John Henry Davis directs for Gap In The Wall Productions, though a number of odd blocking choices, frequent tonal shifts, and some uneven performances give the impression that the Doctor Anonymous cast was left to fend for themselves.
Fortunately several actors emerge virtually unscathed.
Crabtree, one of L.A.’s brightest stage-and-screen talents, surmounts Glass’s script pretty much throughout, the authenticity and feeling he brings to Dr. Matthew going a long way towards making us believe in this confusingly written character.
Crabtree is very good in scenes opposite Broadway triple-threat Pearl, who once again does colorful, charismatic work as Dr. Edward. He is even better when paired with Held, an actor as talented as he is appealing, the duo’s palpable rapport drawing us into Dr. Matthew and Jake’s romantic ups-and-downs. (If only playwright Glass gave us more of the couple, and all the way through to the final fadeout.)
Other cast members do their best with the material they have been given. Dudek’s overwritten self-hatred requires Sabine to veer from high drama to comic relief and back again. Frontiero and Torres are given stereotypes rather than fully-developed characters to play, and it’s hard to buy that a single common point could lead the mismatched pair to serious coupledom. Still, all three supporting players have their fine moments.
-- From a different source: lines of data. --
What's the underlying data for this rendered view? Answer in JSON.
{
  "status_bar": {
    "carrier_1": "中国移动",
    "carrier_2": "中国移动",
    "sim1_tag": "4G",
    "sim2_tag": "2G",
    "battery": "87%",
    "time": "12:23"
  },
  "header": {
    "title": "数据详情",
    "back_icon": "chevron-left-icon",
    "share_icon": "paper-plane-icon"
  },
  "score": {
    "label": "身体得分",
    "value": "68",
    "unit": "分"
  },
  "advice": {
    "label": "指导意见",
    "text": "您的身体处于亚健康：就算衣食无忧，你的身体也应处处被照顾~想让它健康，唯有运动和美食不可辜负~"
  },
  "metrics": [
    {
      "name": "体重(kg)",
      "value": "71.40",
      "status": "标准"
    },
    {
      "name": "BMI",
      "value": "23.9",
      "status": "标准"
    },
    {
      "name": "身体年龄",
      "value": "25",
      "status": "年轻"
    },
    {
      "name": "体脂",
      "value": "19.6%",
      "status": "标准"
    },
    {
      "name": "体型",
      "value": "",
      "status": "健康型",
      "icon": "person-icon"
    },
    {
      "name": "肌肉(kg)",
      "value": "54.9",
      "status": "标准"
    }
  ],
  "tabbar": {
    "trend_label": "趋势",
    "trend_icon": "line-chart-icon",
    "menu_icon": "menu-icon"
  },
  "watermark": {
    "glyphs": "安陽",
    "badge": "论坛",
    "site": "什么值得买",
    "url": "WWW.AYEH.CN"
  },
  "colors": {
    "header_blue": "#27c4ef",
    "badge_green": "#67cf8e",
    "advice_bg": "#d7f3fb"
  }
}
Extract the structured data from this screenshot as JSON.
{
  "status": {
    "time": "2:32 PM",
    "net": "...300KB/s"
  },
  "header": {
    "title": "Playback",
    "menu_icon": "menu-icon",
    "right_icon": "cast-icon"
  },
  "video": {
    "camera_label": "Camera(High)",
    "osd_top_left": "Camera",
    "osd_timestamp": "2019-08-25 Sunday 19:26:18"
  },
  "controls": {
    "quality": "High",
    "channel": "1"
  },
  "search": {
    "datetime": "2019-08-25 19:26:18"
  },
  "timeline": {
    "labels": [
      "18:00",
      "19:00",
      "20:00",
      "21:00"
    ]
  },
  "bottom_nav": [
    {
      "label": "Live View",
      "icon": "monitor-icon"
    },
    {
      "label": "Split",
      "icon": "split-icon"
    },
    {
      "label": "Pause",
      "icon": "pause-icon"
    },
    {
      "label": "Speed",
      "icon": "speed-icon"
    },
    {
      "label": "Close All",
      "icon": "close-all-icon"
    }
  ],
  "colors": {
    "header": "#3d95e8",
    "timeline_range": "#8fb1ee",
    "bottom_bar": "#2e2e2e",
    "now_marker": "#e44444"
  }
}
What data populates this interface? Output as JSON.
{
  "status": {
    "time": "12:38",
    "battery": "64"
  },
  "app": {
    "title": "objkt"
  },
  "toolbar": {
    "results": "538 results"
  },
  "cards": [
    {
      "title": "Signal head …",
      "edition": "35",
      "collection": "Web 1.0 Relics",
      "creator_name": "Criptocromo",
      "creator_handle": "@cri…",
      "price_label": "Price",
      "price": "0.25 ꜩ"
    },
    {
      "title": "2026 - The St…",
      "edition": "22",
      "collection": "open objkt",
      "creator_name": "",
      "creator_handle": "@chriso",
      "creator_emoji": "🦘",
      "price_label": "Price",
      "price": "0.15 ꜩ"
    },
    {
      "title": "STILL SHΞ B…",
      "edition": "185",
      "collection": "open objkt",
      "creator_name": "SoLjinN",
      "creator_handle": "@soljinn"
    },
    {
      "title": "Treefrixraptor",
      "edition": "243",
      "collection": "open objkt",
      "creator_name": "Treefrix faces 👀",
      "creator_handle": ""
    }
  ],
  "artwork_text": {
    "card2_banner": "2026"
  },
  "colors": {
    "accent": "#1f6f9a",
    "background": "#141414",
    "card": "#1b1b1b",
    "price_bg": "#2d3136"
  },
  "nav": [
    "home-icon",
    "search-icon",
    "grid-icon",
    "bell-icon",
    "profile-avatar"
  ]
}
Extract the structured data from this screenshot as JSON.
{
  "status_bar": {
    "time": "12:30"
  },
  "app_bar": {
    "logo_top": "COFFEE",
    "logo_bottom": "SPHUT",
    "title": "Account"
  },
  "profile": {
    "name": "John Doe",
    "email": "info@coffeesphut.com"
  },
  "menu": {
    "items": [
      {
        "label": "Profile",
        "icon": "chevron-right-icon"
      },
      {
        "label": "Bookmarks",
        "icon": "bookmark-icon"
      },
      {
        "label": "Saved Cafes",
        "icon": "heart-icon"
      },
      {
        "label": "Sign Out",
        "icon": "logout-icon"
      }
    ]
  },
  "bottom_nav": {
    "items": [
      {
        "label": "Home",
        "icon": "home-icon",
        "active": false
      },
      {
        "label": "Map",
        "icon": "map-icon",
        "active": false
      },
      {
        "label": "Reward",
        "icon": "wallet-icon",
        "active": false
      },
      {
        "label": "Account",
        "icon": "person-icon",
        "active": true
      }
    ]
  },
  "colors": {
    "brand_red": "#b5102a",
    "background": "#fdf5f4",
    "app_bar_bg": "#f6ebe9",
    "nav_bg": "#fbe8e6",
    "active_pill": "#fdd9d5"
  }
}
Considerable behind-the-scenes talent helps bring Dr. Anonymous to the Zephyr Theatre stage. Producer Racquel Lehrman and associate producer Victoria Watson (of Theatre Planners) and casting director Michael Donovan, CSA, and his assistant Richie Ferris are as good as it gets, and the same can be said for Doctor Anonymous’s production design team.
Joel Daavid gets top marks for his ‘60s/‘70s-inspired scenic design (with shades of Laugh-In) and his effectively-conceived lighting design. Christopher Moscatiello’s sound design is a winner too, as are Troy Hauschild’s superb projection design and Shannon Kennedy’s nostalgically period costumes.
Joanne Couch is assistant director, Held is fight choreographer, and Laure James is production stage manager.
There is great potential for powerful theater in an authentically written, fact-based recreation of the life and times of Dr. John E. Fryer, whose speech as Dr. Anonymous may have saved the lives of countless gay men. Doctor Anonymous is, unfortunately, not that play.
Note: Understudies Kevin Scott Allen, Joe Langer, Nathan Mohebbi, Ryan O’Connor, Ryan Welsh, and Huntley Woods get their stab at Doctor Anonymous on Friday April 19 and Saturday April 20.
Zephyr Theatre, 7456 Melrose Avenue, Los Angeles.
March 30, 2014
Photos: Ed Krieger